Not a bad start to the day, and you’ll be back in town in plenty of time for a lazy afternoon and dinner.
Sled into the sunset
For a mix of day and night sledding, try this option instead.
Departing from Kiruna in the afternoon, it’s a slightly shorter tour than the morning version mentioned above.
There’s less chance of seeing wildlife, but you’ll get to experience the wilderness in the daylight and then see the sun set over the snowy horizon. Of course, once it’s dark, there’s the potential for some aurora-spotting too!
Head far beyond the city
With free, early morning pick ups from lots of handy hotels in downtown Kiruna, including Camp Ripan and Scandic Ferrum, this sunrise husky tour actually gets going around 17km outside of town.
The sleds on this tour seat up to 4 people at once, making it a good option for families or small groups who aren’t too worried about driving the sled themselves, and just want to enjoy the experience.
Frequently asked questions
Still not sure whether to book your tour? These questions and answers should help!
Is dog-sledding a traditionally Swedish thing?
Some tourism websites claim that the Sami people, the region’s indigenous people, have a long tradition of using sled dogs for transportation and hunting. This isn’t true (Sami people traditionally used reindeer, not sled dogs) and dog sled tours were first imported in the 1980s to try and bring more tourists to the area.

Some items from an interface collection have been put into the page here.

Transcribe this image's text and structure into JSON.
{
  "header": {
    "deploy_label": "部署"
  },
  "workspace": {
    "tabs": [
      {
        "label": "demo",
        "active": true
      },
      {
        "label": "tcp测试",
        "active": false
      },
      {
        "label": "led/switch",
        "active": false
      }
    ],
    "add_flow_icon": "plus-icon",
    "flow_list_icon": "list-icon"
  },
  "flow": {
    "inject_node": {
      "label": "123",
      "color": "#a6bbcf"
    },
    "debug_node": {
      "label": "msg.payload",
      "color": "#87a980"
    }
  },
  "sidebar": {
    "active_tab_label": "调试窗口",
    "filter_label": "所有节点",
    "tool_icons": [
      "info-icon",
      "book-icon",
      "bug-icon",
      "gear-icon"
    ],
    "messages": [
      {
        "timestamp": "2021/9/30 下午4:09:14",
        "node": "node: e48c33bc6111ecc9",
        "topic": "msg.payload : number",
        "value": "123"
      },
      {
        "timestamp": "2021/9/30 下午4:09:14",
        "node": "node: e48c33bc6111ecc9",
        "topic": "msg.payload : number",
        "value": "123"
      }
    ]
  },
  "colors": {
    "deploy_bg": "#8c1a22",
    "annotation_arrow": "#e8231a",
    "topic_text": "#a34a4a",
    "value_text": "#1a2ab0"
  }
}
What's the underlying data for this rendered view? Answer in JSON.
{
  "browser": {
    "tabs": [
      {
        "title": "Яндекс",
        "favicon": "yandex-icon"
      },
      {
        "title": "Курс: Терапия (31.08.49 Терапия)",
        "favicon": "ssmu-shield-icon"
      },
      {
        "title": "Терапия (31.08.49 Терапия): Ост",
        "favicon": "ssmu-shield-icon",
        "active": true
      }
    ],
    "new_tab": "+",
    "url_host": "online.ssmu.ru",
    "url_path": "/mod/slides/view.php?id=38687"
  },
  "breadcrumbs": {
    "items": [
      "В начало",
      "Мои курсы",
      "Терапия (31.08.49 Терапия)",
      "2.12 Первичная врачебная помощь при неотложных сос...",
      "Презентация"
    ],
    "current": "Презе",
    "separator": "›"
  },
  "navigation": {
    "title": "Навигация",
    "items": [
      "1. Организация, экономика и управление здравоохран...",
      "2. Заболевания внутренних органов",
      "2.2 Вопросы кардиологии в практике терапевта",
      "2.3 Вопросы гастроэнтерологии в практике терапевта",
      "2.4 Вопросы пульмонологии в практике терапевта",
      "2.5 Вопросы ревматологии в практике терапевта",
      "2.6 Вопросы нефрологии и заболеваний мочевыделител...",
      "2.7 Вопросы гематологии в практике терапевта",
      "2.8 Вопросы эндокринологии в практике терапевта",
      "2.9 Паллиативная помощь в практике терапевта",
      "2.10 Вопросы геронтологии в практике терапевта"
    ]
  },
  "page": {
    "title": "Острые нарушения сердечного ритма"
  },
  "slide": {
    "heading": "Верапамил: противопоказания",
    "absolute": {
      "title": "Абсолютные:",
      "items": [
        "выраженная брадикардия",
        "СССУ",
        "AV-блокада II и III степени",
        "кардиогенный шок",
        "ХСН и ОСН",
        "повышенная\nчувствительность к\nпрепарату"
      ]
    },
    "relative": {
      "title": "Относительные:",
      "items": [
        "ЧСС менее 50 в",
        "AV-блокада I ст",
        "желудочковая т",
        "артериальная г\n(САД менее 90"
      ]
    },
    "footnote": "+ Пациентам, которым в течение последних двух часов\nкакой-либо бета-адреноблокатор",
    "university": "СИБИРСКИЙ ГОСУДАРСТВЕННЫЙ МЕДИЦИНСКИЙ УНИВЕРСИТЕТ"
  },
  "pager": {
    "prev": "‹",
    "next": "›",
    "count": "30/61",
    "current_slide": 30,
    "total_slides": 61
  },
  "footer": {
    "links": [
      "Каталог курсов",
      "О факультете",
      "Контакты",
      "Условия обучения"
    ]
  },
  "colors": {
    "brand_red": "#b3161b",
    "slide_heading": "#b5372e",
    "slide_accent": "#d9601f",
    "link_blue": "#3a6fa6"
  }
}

Is dog-sledding cruel in Sweden?
Dog sled tours aren’t actually that controversial in Sweden, at least from an animal welfare standpoint.
All of the companies that offer dog-sledding tours in Kiruna are held to high standards of animal welfare, and normally you can find information about their policies and commitments on their individual websites.
In our experience, Swedish sled dogs seem genuinely happy, at least once they are out on the ice and snow. But of course, there’s still a wider question about the ethics of using huskies for entertainment, so it’s important to do your own research and make an informed decision.
What should you bring on a dog-sledding tour in Kiruna?
When preparing for a dog-sledding tour in Kiruna, it’s important to dress warmly and bring appropriate gear for the cold weather. You’ll need warm clothing, including a hat, gloves, and sturdy boots. It’s also a good idea to bring a camera to capture the stunning scenery, as well as some decent filling snacks to keep you going during the tour.